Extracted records

- - - - - - -

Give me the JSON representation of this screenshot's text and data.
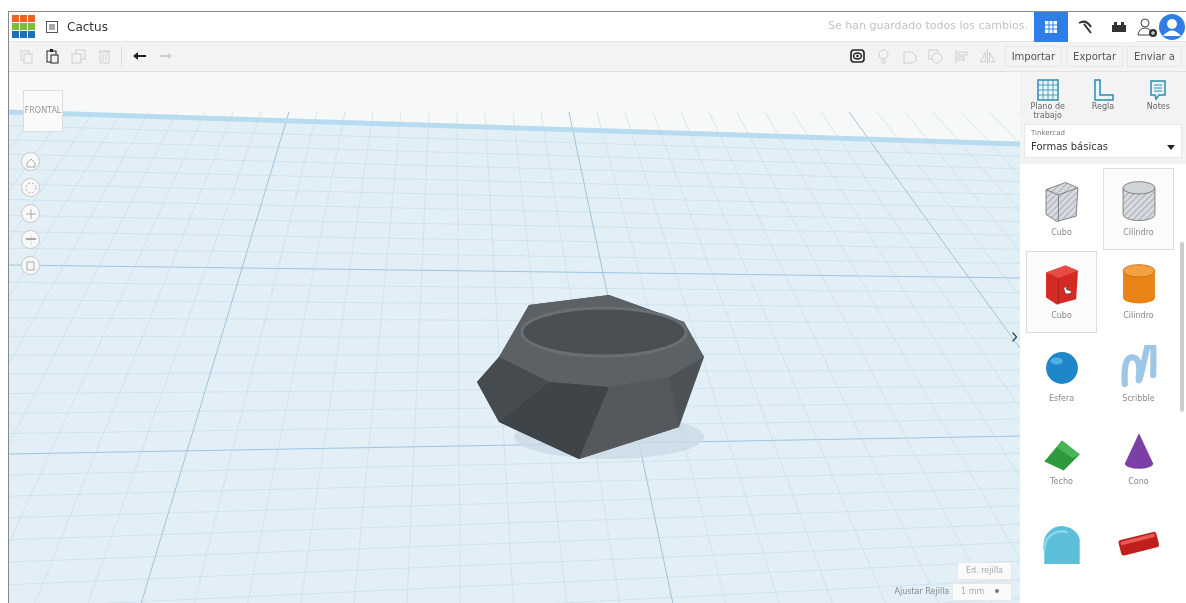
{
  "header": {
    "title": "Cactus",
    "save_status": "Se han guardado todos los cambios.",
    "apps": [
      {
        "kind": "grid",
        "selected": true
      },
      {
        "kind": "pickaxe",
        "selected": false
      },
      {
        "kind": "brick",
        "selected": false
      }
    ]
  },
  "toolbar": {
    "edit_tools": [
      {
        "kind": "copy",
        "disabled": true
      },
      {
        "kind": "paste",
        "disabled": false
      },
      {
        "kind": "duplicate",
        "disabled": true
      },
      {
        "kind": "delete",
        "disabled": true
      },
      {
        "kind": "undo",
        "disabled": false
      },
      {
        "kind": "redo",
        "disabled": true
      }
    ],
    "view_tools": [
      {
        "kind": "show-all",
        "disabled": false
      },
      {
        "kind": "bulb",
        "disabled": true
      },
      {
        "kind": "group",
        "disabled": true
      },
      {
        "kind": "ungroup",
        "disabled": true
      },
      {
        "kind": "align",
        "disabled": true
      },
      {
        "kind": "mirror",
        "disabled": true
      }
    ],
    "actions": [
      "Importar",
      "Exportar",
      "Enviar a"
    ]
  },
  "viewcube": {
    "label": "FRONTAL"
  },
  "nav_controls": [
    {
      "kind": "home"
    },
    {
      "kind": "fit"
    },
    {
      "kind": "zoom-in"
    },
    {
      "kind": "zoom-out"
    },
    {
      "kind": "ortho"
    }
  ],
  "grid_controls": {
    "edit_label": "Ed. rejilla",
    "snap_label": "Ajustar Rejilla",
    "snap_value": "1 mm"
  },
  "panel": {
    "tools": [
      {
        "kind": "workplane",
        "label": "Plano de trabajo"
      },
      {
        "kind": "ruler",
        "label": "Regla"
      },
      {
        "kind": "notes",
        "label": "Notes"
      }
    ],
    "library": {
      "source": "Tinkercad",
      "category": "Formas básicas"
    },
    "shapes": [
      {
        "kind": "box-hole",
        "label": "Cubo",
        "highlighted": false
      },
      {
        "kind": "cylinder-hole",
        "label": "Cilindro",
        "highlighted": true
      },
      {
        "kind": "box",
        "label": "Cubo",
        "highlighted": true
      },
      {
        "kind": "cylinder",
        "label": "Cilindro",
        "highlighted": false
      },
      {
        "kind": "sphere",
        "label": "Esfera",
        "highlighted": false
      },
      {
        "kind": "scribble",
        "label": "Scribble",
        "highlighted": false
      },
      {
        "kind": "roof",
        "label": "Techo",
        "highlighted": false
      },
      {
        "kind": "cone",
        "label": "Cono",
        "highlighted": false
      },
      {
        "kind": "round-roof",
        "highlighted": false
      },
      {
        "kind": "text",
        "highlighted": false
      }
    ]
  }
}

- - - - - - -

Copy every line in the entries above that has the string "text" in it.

Give me the JSON representation of this screenshot's text and data.
        "kind": "text",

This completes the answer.